WACC Analysis

You can think about this as a threat dimension. Since the typical price rises, the business must evenly gain its earnings and capability to cover the higher prices or shareholders gained see a return and creditors won’t even be paid back. Investors utilize a WACC calculator to calculate the minimum acceptable rate of recurrence. If their yield drops beneath the ordinary price, they’re losing money or incurring opportunity expenses.

Let’s look at an instance.

WACC Example

Assume the provider yields an average yield of 15 percent and has a normal price tag of 5 percent every year. The business basically leaves a 10% return on each dollar it invests on your own. An investor could see that as the firm creating 10 cents of value to each dollar spent. This 10-cent worth may be distributed to investors or used to pay debt off.

Now let’s appearance for an opposite illustration. Assume the provider only creates a 10% yield in the conclusion of the year also contains a normal price of capital of 15%. This usually means the organization is dropping 5 cents on each dollar it stinks because its prices are greater than its own returns. No investor could be drawn to a business in this way. Its management must function to restructure the funding and lessen the business’s total expenses.

As you can see, with a weighted average price of funding calculator isn’t straightforward or exact. There are several distinct assumptions which have to come to pass so as to set up the price of the equity. This is why lots of investors and store analysts have a tendency to think of different WACC amounts for the similarly firm. All of it depends on which their estimations and assumptions were.

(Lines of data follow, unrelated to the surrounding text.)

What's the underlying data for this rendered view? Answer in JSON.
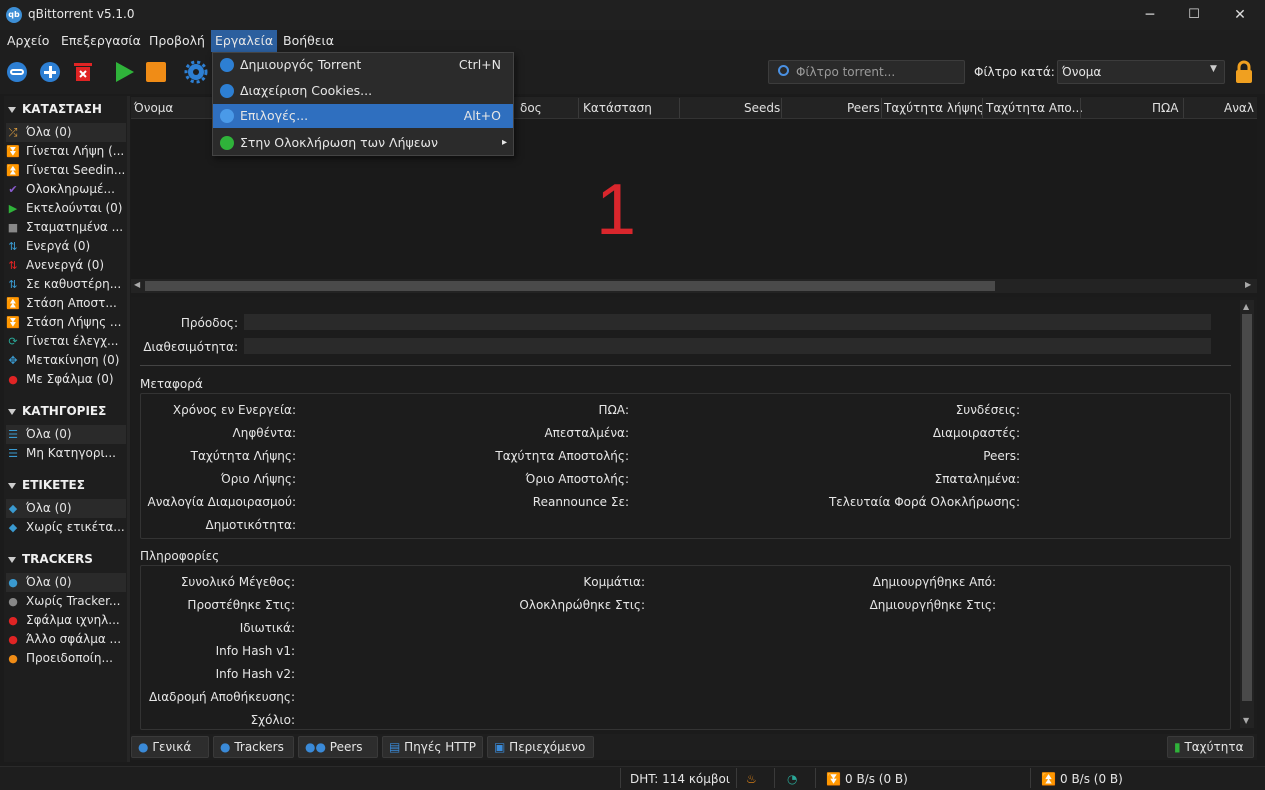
{
  "window": {
    "title": "qBittorrent v5.1.0",
    "icon_text": "qb",
    "minimize": "─",
    "maximize": "☐",
    "close": "✕"
  },
  "menubar": {
    "items": [
      "Αρχείο",
      "Επεξεργασία",
      "Προβολή",
      "Εργαλεία",
      "Βοήθεια"
    ]
  },
  "tools_menu": {
    "items": [
      {
        "label": "Δημιουργός Torrent",
        "shortcut": "Ctrl+N",
        "icon": "create-torrent-icon"
      },
      {
        "label": "Διαχείριση Cookies...",
        "shortcut": "",
        "icon": "cookie-icon"
      },
      {
        "label": "Επιλογές...",
        "shortcut": "Alt+O",
        "icon": "gear-icon"
      },
      {
        "label": "Στην  Ολοκλήρωση των Λήψεων",
        "shortcut": "",
        "icon": "check-icon",
        "submenu_arrow": "▸"
      }
    ]
  },
  "toolbar": {
    "search_placeholder": "Φίλτρο torrent...",
    "filter_label": "Φίλτρο κατά:",
    "filter_value": "Όνομα"
  },
  "sidebar": {
    "status_header": "ΚΑΤΑΣΤΑΣΗ",
    "status_items": [
      "Όλα (0)",
      "Γίνεται Λήψη (...",
      "Γίνεται Seedin...",
      "Ολοκληρωμέ...",
      "Εκτελούνται (0)",
      "Σταματημένα ...",
      "Ενεργά (0)",
      "Ανενεργά (0)",
      "Σε καθυστέρη...",
      "Στάση Αποστ...",
      "Στάση Λήψης ...",
      "Γίνεται έλεγχ...",
      "Μετακίνηση (0)",
      "Με Σφάλμα (0)"
    ],
    "categories_header": "ΚΑΤΗΓΟΡΙΕΣ",
    "categories_items": [
      "Όλα (0)",
      "Μη Κατηγορι..."
    ],
    "tags_header": "ΕΤΙΚΕΤΕΣ",
    "tags_items": [
      "Όλα (0)",
      "Χωρίς ετικέτα..."
    ],
    "trackers_header": "TRACKERS",
    "trackers_items": [
      "Όλα (0)",
      "Χωρίς Tracker...",
      "Σφάλμα ιχνηλ...",
      "Άλλο σφάλμα ...",
      "Προειδοποίη..."
    ]
  },
  "columns": [
    "Όνομα",
    "δος",
    "Κατάσταση",
    "Seeds",
    "Peers",
    "Ταχύτητα λήψης",
    "Ταχύτητα Απο...",
    "ΠΩΑ",
    "Αναλ"
  ],
  "overlay_number": "1",
  "details": {
    "progress_label": "Πρόοδος:",
    "availability_label": "Διαθεσιμότητα:",
    "transfer_header": "Μεταφορά",
    "transfer_col1": [
      "Χρόνος εν Ενεργεία:",
      "Ληφθέντα:",
      "Ταχύτητα Λήψης:",
      "Όριο Λήψης:",
      "Αναλογία Διαμοιρασμού:",
      "Δημοτικότητα:"
    ],
    "transfer_col2": [
      "ΠΩΑ:",
      "Απεσταλμένα:",
      "Ταχύτητα Αποστολής:",
      "Όριο Αποστολής:",
      "Reannounce Σε:"
    ],
    "transfer_col3": [
      "Συνδέσεις:",
      "Διαμοιραστές:",
      "Peers:",
      "Σπαταλημένα:",
      "Τελευταία Φορά Ολοκλήρωσης:"
    ],
    "info_header": "Πληροφορίες",
    "info_col1": [
      "Συνολικό Μέγεθος:",
      "Προστέθηκε Στις:",
      "Ιδιωτικά:",
      "Info Hash v1:",
      "Info Hash v2:",
      "Διαδρομή Αποθήκευσης:",
      "Σχόλιο:"
    ],
    "info_col2": [
      "Κομμάτια:",
      "Ολοκληρώθηκε Στις:"
    ],
    "info_col3": [
      "Δημιουργήθηκε Από:",
      "Δημιουργήθηκε Στις:"
    ]
  },
  "bottom_tabs": [
    "Γενικά",
    "Trackers",
    "Peers",
    "Πηγές HTTP",
    "Περιεχόμενο"
  ],
  "speed_button": "Ταχύτητα",
  "statusbar": {
    "dht": "DHT: 114 κόμβοι",
    "download": "0 B/s (0 B)",
    "upload": "0 B/s (0 B)"
  }
}
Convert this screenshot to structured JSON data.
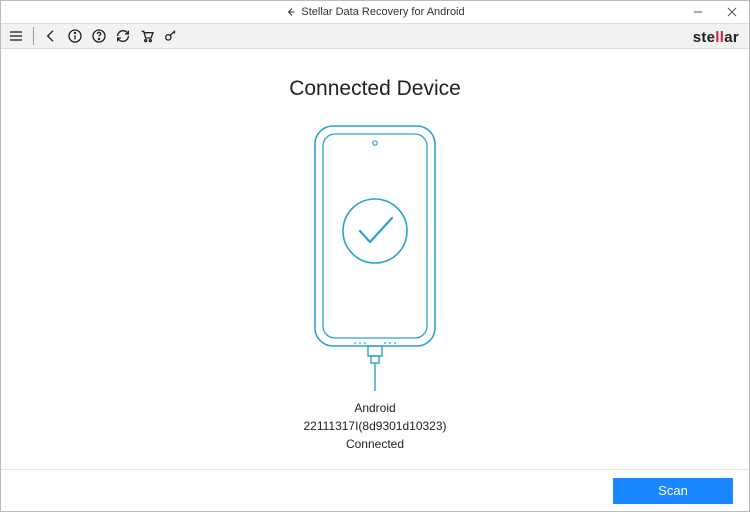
{
  "window": {
    "title": "Stellar Data Recovery for Android"
  },
  "brand": {
    "part1": "ste",
    "part2": "ll",
    "part3": "ar"
  },
  "main": {
    "heading": "Connected Device",
    "device_type": "Android",
    "device_id": "22111317I(8d9301d10323)",
    "status": "Connected"
  },
  "footer": {
    "scan_label": "Scan"
  },
  "colors": {
    "accent": "#1a86ff",
    "phone_stroke": "#2aa3c9",
    "brand_red": "#d6233b"
  }
}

That is the reason why a lot of traders use this ratio for both speculation functions and are inclined to appreciate more tangible calculations for severe investment choices.